__YOUR INSTRUCTIONS__
Give back the entries below verbatim.

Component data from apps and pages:
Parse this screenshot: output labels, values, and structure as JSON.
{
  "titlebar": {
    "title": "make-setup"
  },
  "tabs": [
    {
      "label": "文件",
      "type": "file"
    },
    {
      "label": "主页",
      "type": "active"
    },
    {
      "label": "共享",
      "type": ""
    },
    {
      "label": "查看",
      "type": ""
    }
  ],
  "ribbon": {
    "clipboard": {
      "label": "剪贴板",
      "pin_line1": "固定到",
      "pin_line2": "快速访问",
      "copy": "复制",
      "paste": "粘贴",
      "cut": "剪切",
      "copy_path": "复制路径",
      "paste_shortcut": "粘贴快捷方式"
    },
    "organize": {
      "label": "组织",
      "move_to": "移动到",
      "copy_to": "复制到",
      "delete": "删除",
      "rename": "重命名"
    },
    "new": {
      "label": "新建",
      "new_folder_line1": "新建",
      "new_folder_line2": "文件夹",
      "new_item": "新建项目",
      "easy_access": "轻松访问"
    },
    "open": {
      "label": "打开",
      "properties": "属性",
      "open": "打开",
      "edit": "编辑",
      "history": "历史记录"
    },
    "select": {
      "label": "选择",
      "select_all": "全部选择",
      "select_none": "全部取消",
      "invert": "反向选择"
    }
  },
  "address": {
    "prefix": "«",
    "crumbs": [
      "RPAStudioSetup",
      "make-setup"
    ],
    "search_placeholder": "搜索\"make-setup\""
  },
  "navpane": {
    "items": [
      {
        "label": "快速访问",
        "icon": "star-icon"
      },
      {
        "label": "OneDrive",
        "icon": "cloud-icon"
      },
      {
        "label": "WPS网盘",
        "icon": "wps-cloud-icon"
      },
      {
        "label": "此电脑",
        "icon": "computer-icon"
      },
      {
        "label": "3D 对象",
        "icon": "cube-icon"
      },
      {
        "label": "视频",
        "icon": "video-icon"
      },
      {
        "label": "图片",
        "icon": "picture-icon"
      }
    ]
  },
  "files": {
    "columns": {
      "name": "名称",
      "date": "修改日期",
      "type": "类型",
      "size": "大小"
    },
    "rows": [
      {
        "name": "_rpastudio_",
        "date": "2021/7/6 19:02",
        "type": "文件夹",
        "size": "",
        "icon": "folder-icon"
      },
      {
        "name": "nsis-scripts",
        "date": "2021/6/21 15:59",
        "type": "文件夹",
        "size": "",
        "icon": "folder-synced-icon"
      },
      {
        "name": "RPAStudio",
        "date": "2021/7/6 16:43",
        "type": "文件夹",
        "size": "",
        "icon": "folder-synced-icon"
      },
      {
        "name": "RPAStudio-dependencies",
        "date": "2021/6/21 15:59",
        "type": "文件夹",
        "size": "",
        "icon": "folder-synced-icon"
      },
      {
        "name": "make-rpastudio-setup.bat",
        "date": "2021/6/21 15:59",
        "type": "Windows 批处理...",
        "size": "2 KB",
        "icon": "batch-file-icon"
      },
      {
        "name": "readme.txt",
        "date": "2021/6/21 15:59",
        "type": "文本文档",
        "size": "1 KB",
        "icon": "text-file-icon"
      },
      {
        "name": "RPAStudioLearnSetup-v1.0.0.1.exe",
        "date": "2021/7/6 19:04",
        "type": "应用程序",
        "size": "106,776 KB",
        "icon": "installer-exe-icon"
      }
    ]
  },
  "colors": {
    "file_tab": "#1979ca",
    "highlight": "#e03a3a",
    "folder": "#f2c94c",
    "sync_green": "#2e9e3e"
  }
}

__REPLY TO THE EXERCISE__
Parse this screenshot: output labels, values, and structure as JSON.
{
  "titlebar": {
    "title": "make-setup"
  },
  "tabs": [
    {
      "label": "文件",
      "type": "file"
    },
    {
      "label": "主页",
      "type": "active"
    },
    {
      "label": "共享",
      "type": ""
    },
    {
      "label": "查看",
      "type": ""
    }
  ],
  "ribbon": {
    "clipboard": {
      "label": "剪贴板",
      "pin_line1": "固定到",
      "pin_line2": "快速访问",
      "copy": "复制",
      "paste": "粘贴",
      "cut": "剪切",
      "copy_path": "复制路径",
      "paste_shortcut": "粘贴快捷方式"
    },
    "organize": {
      "label": "组织",
      "move_to": "移动到",
      "copy_to": "复制到",
      "delete": "删除",
      "rename": "重命名"
    },
    "new": {
      "label": "新建",
      "new_folder_line1": "新建",
      "new_folder_line2": "文件夹",
      "new_item": "新建项目",
      "easy_access": "轻松访问"
    },
    "open": {
      "label": "打开",
      "properties": "属性",
      "open": "打开",
      "edit": "编辑",
      "history": "历史记录"
    },
    "select": {
      "label": "选择",
      "select_all": "全部选择",
      "select_none": "全部取消",
      "invert": "反向选择"
    }
  },
  "address": {
    "prefix": "«",
    "crumbs": [
      "RPAStudioSetup",
      "make-setup"
    ],
    "search_placeholder": "搜索\"make-setup\""
  },
  "navpane": {
    "items": [
      {
        "label": "快速访问",
        "icon": "star-icon"
      },
      {
        "label": "OneDrive",
        "icon": "cloud-icon"
      },
      {
        "label": "WPS网盘",
        "icon": "wps-cloud-icon"
      },
      {
        "label": "此电脑",
        "icon": "computer-icon"
      },
      {
        "label": "3D 对象",
        "icon": "cube-icon"
      },
      {
        "label": "视频",
        "icon": "video-icon"
      },
      {
        "label": "图片",
        "icon": "picture-icon"
      }
    ]
  },
  "files": {
    "columns": {
      "name": "名称",
      "date": "修改日期",
      "type": "类型",
      "size": "大小"
    },
    "rows": [
      {
        "name": "_rpastudio_",
        "date": "2021/7/6 19:02",
        "type": "文件夹",
        "size": "",
        "icon": "folder-icon"
      },
      {
        "name": "nsis-scripts",
        "date": "2021/6/21 15:59",
        "type": "文件夹",
        "size": "",
        "icon": "folder-synced-icon"
      },
      {
        "name": "RPAStudio",
        "date": "2021/7/6 16:43",
        "type": "文件夹",
        "size": "",
        "icon": "folder-synced-icon"
      },
      {
        "name": "RPAStudio-dependencies",
        "date": "2021/6/21 15:59",
        "type": "文件夹",
        "size": "",
        "icon": "folder-synced-icon"
      },
      {
        "name": "make-rpastudio-setup.bat",
        "date": "2021/6/21 15:59",
        "type": "Windows 批处理...",
        "size": "2 KB",
        "icon": "batch-file-icon"
      },
      {
        "name": "readme.txt",
        "date": "2021/6/21 15:59",
        "type": "文本文档",
        "size": "1 KB",
        "icon": "text-file-icon"
      },
      {
        "name": "RPAStudioLearnSetup-v1.0.0.1.exe",
        "date": "2021/7/6 19:04",
        "type": "应用程序",
        "size": "106,776 KB",
        "icon": "installer-exe-icon"
      }
    ]
  },
  "colors": {
    "file_tab": "#1979ca",
    "highlight": "#e03a3a",
    "folder": "#f2c94c",
    "sync_green": "#2e9e3e"
  }
}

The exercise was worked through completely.